Now it is true that the buyer was a keen gold coin collector. And while the quality was indeed an attraction, the overwhelming reason for acquiring the coin was the date 1926, the very last year of operation of the Sydney Mint. History again being the prime focus.
That currency reflects the mood of a nation – and the agenda of a Government - is never more evident than with the Square Penny and Halfpenny series and its mooted introduction in 1919.
The proposed change was pure politics. With some saying it was the rumblings of a republican movement way ahead of its time, the Labor Government wanting to break away from the traditional British designs of Australia’s then copper penny and halfpenny.
A wave of nationalism was sweeping the country post World War I and the Government saw advantage in tapping into the mood of the nation and introducing a uniquely Australian style into our currency by depicting a laughing kookaburra on our coinage.
Perhaps the most contentious issue at the time was the depiction of the monarch minus his crown: the Royalists demanding that George V should always be depicted on the currency of the realm wearing his crown.
The Royalists were appeased with the testing of one, and only one, Kookaburra Square Penny depicting a crowned George V. Fondly referred to as the Crowned Head Square Penny and technically known as the Type 10 Square Penny it was tested in 1920 and is considered the elite coin out of the entire square penny series.
In our entire career of trading we have only ever sold three Type 10 Square Pennies.
One of the three came back onto the market in March and sold immediately for $295,000.
A lesser quality Adelaide Pound in Very Fine sold for $14,000, the client pursuing a set of Australia’s classic coin rarities including the Holey Dollar, Dump, Adelaide Pound and Cracked Die. With three down, he only has the Cracked Die to go.
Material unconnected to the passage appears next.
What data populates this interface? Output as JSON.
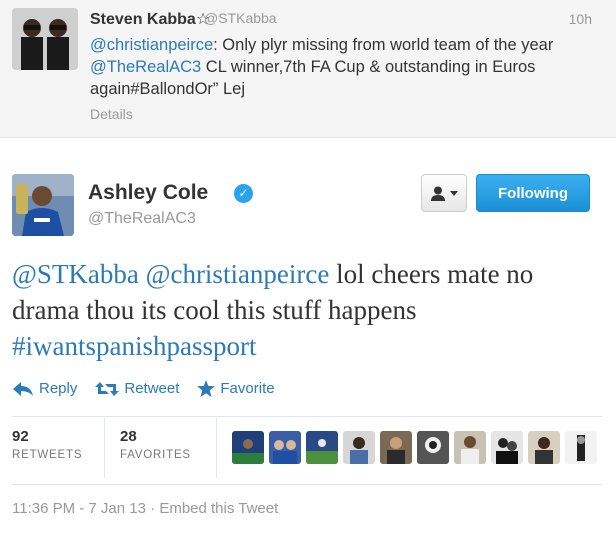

While Coinworks is noted for its high dollar value sales, this transaction is a reminder to all readers that we do handle coins at all dollar levels. And all quality levels. And that not every coin makes it to our web site.
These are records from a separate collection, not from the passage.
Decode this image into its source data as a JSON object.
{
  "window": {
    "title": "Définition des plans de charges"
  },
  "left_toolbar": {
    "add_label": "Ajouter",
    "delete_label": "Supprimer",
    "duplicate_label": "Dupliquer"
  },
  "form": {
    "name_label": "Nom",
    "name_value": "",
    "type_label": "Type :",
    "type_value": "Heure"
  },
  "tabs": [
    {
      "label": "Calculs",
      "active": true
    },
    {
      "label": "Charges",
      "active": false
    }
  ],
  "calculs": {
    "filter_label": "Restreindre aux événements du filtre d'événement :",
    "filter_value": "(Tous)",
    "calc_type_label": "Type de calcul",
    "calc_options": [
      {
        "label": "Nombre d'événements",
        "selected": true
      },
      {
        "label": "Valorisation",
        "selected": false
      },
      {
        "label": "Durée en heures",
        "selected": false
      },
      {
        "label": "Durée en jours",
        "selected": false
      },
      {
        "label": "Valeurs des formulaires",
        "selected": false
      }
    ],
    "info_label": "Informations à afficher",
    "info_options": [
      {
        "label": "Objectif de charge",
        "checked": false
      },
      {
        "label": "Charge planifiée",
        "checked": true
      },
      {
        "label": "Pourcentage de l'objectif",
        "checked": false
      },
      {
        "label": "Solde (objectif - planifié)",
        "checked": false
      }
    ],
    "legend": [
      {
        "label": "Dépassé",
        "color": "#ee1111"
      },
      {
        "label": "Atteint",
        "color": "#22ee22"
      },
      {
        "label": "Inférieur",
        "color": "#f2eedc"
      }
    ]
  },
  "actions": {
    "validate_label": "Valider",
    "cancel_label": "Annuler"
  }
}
The sale also confirms the point that Australia’s classic coin rarities are in demand at all quality levels.
In the case of well circulated coins, our expertise is simply put to good use to ensure that clients get the best value for their investment dollars.
Decimal Currency changeover was a major chapter in Australia’s history that began in 1966. Four decimal banknotes were introduced in that year, the $1, $2, $10 and $20 replacing their Ten Shillings, One Pound, Five Pound and Ten Pound monetary equivalents.
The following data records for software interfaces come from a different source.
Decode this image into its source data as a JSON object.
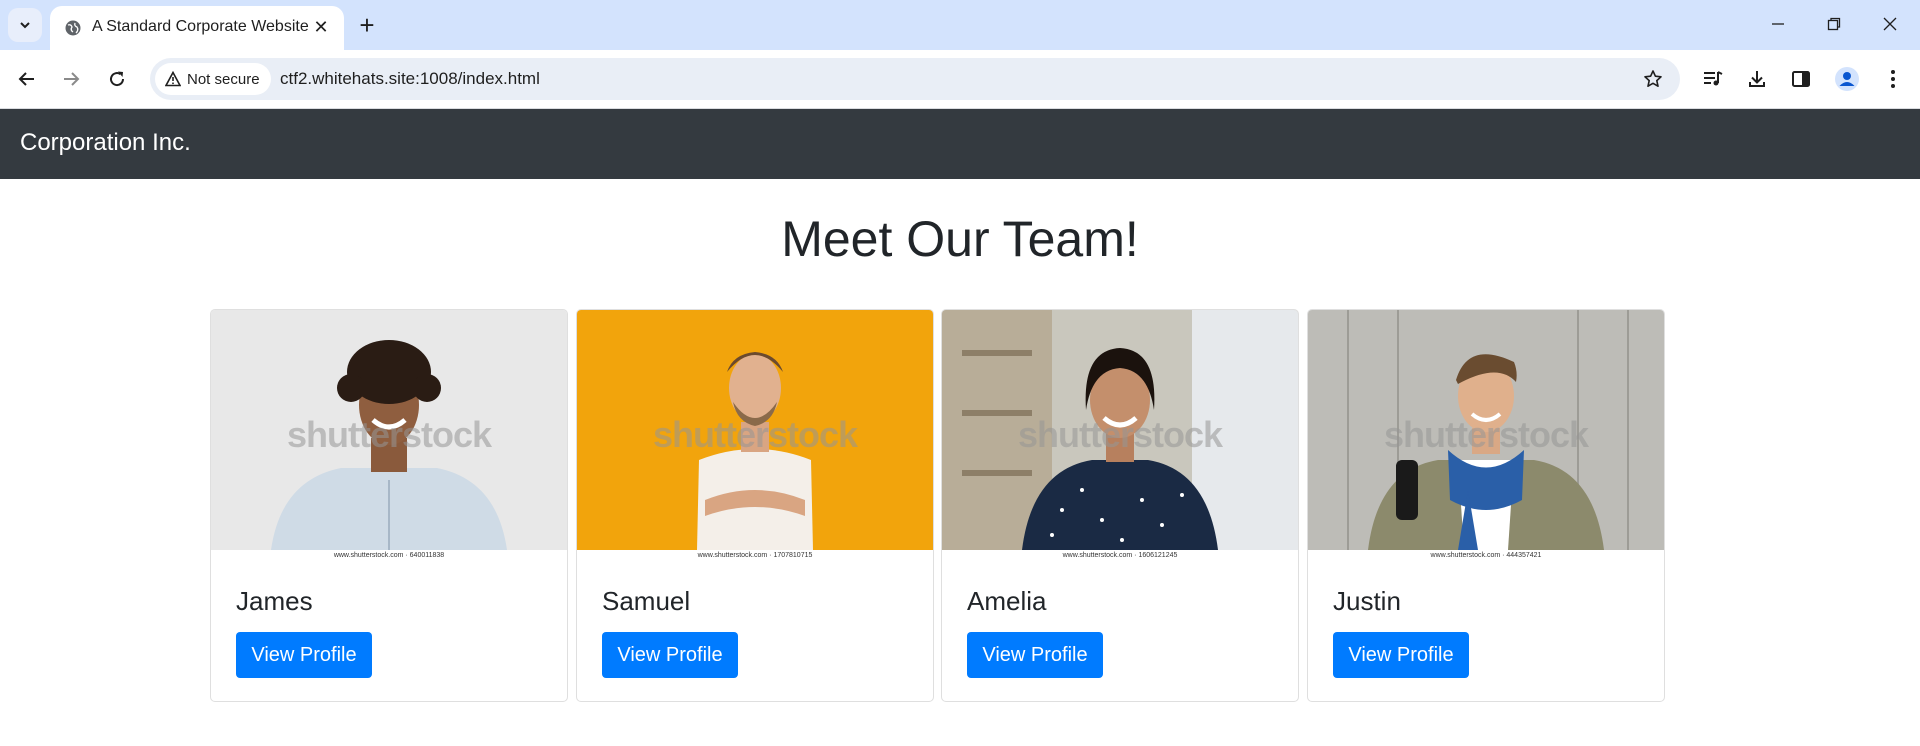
{
  "browser": {
    "tab_title": "A Standard Corporate Website",
    "security_label": "Not secure",
    "url": "ctf2.whitehats.site:1008/index.html"
  },
  "page": {
    "brand": "Corporation Inc.",
    "heading": "Meet Our Team!",
    "watermark": "shutterstock",
    "team": [
      {
        "name": "James",
        "button": "View Profile",
        "stock_id": "www.shutterstock.com · 640011838",
        "bg": "#e9e9e9"
      },
      {
        "name": "Samuel",
        "button": "View Profile",
        "stock_id": "www.shutterstock.com · 1707810715",
        "bg": "#f2a40c"
      },
      {
        "name": "Amelia",
        "button": "View Profile",
        "stock_id": "www.shutterstock.com · 1606121245",
        "bg": "#c9c7bd"
      },
      {
        "name": "Justin",
        "button": "View Profile",
        "stock_id": "www.shutterstock.com · 444357421",
        "bg": "#b9b9b4"
      }
    ]
  },
  "colors": {
    "navbar": "#343a40",
    "button": "#007bff",
    "tabbar": "#d3e3fd"
  }
}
The changeover continued progressively with the introduction of $5 in 1967, the $50 in 1973 and the finishing touch of the high denomination $100 in 1983.
The Reserve Bank of Australia obviously felt that the nation’s changeover to decimal currency was an event worth commemorating when it released two coveted Collections, the first in 1991 and the second in 1994.
Each collection represented the phases that the public underwent to become decimal banknote savvy.
The matched set of Reserve Bank of Australia 25th Anniversary and Triple Anniversary Collections sold for $9000 within an instant with several buyers left wanting.
We commenced this March review with the 1930 Penny. And we think it is only appropriate that we end it on the same note.
The offering of the Good Extremely Fine 1930 Penny in the week commencing March 19 had one of the highest viewing rates of any E News since our new web site was introduced in April 2017.
What is it about the 1930 Penny that attracts so much interest?
We have already fielded genuine buying interest in the coin. And are just getting down to price negotiations. (Given the price we understand that clients will take some time to consider their options.)
There is an interesting relationship between the price of the very best examples of Australia’s classic coin rarities. And the price of average examples.
We are not only satisfied with the price of this Good Extremely Fine 1930 Penny, we suggest that, based on these ratios, it may even be undervalued. It is potential-plus.
Postscript. On Wednesday 4 April the Good Extremely Fine 1930 Penny sold for $150,000.